§ **Exercise aim**: What is needed is the number of lines below that contain the string "JSON", with no other text.
○ ○ ○ ○ ○
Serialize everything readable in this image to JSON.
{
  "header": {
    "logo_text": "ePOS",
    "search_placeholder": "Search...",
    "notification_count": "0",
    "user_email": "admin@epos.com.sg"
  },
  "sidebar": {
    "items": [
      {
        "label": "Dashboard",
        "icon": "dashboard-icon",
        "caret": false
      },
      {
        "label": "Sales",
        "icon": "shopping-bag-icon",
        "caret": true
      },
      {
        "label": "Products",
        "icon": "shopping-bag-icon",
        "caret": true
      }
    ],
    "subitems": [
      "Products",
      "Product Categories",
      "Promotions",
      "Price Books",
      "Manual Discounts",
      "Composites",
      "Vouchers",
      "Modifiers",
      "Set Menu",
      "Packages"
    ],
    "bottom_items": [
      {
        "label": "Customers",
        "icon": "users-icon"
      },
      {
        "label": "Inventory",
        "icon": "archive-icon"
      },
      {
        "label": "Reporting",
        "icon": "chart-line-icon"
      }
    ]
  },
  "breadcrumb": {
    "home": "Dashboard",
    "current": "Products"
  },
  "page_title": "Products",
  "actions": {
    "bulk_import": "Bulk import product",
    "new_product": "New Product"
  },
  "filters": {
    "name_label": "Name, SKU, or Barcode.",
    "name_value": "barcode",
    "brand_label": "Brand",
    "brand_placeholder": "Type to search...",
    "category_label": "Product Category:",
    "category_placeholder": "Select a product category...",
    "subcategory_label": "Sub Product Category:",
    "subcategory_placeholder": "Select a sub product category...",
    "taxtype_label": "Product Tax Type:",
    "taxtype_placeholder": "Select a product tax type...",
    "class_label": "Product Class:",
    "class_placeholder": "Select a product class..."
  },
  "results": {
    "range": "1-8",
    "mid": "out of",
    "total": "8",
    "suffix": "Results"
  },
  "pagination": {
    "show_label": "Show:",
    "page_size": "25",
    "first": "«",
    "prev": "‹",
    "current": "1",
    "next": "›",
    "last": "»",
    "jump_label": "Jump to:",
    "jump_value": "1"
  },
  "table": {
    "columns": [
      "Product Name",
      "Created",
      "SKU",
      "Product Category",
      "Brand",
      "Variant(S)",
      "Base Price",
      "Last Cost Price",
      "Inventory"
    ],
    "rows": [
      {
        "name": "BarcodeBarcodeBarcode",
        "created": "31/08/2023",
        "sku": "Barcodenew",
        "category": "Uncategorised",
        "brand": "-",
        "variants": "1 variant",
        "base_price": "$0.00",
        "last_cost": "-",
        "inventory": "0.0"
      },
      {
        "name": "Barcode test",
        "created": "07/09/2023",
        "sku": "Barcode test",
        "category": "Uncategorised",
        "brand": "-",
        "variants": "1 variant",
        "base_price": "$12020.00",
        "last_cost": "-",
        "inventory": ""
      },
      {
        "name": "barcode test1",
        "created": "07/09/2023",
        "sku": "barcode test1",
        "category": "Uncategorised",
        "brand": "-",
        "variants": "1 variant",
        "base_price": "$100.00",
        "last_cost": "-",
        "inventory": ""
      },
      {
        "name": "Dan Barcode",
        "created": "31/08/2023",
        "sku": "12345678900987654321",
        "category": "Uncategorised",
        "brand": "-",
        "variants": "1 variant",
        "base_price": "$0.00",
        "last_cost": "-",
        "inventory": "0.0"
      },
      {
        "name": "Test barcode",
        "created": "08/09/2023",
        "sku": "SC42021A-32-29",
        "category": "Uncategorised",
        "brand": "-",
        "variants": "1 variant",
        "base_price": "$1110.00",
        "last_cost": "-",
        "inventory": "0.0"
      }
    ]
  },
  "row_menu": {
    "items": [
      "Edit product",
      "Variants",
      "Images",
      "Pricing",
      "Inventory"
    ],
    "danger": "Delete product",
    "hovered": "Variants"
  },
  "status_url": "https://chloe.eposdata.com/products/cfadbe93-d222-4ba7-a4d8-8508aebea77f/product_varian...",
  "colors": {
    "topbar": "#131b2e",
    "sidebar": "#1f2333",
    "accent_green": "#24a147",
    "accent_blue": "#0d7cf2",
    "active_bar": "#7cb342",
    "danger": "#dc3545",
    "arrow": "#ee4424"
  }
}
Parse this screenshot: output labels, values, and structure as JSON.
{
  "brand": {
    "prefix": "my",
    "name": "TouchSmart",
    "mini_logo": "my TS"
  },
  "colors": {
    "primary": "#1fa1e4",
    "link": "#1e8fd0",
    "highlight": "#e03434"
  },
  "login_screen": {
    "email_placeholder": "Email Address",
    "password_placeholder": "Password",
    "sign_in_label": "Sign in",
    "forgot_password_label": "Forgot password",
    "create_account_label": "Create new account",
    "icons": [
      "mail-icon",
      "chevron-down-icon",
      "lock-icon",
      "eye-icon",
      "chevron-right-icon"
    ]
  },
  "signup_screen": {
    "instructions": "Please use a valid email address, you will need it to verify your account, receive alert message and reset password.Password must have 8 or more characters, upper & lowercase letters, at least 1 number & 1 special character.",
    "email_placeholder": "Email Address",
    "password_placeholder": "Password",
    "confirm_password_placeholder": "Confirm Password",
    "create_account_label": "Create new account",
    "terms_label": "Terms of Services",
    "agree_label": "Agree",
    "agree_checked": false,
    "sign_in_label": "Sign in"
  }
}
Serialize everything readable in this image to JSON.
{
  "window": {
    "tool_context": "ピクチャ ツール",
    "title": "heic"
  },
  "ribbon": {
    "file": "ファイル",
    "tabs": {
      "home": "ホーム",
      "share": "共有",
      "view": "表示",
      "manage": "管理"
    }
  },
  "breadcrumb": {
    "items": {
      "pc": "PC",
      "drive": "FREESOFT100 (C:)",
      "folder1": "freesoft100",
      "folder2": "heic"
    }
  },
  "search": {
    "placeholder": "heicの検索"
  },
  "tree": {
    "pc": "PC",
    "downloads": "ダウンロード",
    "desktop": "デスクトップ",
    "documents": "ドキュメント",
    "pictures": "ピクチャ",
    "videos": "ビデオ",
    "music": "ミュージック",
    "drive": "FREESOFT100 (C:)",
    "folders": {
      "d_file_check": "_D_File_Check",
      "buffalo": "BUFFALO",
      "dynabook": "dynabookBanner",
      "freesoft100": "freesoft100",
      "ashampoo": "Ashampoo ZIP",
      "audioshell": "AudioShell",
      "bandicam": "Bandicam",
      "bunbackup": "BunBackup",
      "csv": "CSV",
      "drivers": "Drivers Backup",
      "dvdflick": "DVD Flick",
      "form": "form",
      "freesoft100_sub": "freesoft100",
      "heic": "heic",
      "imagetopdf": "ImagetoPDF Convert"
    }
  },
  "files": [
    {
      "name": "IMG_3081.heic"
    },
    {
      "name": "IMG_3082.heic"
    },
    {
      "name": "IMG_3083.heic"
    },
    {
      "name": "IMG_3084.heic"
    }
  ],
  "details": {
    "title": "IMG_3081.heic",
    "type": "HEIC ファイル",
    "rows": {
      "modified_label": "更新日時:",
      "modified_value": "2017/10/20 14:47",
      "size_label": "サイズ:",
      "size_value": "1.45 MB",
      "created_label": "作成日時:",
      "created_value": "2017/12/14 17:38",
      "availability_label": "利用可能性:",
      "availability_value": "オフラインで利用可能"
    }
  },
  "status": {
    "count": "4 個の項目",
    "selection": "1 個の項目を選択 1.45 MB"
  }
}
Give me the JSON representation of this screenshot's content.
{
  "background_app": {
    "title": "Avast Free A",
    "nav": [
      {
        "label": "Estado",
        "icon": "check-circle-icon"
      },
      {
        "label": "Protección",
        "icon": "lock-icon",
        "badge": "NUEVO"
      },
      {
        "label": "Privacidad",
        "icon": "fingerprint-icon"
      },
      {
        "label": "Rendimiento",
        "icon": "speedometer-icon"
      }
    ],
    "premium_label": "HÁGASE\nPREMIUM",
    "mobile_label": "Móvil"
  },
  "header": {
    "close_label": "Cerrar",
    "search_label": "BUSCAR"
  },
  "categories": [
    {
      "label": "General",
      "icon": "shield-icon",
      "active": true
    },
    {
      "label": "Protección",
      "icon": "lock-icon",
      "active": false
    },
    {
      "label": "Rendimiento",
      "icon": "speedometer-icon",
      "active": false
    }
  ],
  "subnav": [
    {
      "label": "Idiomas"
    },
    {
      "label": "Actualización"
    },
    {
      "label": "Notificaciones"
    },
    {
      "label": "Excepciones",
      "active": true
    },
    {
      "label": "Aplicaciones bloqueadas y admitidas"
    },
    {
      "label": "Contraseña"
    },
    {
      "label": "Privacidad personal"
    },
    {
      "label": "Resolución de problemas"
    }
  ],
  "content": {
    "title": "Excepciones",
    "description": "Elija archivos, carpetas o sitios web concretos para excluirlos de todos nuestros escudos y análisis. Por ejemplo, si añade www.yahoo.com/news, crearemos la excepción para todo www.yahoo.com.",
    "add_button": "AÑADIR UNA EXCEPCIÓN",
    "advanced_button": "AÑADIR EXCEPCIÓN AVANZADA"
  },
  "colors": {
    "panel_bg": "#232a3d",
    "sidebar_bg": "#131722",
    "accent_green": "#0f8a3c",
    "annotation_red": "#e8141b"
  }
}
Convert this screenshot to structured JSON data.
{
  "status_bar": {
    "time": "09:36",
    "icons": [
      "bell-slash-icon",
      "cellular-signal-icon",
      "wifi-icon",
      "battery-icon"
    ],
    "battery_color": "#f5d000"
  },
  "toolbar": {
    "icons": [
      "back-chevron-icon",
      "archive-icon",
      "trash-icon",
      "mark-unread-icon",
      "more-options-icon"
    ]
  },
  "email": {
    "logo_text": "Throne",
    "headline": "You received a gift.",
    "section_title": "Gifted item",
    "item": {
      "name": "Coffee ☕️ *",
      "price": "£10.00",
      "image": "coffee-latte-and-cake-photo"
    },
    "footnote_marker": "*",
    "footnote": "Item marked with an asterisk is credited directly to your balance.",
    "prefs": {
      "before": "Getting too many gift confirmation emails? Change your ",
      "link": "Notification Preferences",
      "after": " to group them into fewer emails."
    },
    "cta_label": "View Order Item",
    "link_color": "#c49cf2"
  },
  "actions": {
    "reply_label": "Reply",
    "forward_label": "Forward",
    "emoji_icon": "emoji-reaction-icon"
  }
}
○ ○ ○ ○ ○
§ **Response to this exercise**: 5